### DESCRIPTION OF THE TASK
Could you restate the data word for word and drop the pictures?

=== DATA SECTION ===

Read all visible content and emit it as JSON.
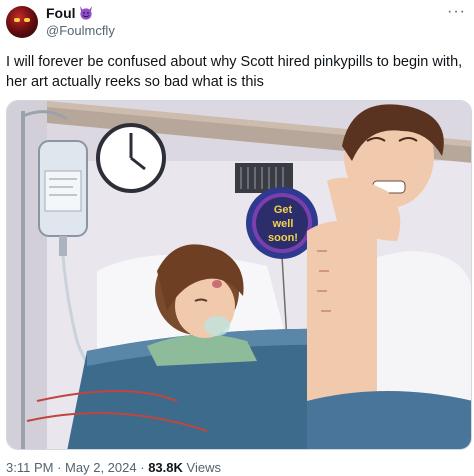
{
  "author": {
    "display_name": "Foul",
    "handle": "@Foulmcfly",
    "name_emoji": "smiling-devil-emoji",
    "avatar_icon": "red-demon-avatar"
  },
  "tweet": {
    "text": "I will forever be confused about why Scott hired pinkypills to begin with, her art actually reeks so bad what is this"
  },
  "media": {
    "balloon_text": [
      "Get",
      "well",
      "soon!"
    ]
  },
  "meta": {
    "time": "3:11 PM",
    "separator": "·",
    "date": "May 2, 2024",
    "views_count": "83.8K",
    "views_label": "Views"
  },
  "icons": {
    "more": "more-options-icon"
  },
  "colors": {
    "text_primary": "#0f1419",
    "text_secondary": "#536471",
    "border": "#cfd9de"
  }
}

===

### WRITTEN ANSWER
Read all visible content and emit it as JSON.
{
  "author": {
    "display_name": "Foul",
    "handle": "@Foulmcfly",
    "name_emoji": "smiling-devil-emoji",
    "avatar_icon": "red-demon-avatar"
  },
  "tweet": {
    "text": "I will forever be confused about why Scott hired pinkypills to begin with, her art actually reeks so bad what is this"
  },
  "media": {
    "balloon_text": [
      "Get",
      "well",
      "soon!"
    ]
  },
  "meta": {
    "time": "3:11 PM",
    "separator": "·",
    "date": "May 2, 2024",
    "views_count": "83.8K",
    "views_label": "Views"
  },
  "icons": {
    "more": "more-options-icon"
  },
  "colors": {
    "text_primary": "#0f1419",
    "text_secondary": "#536471",
    "border": "#cfd9de"
  }
}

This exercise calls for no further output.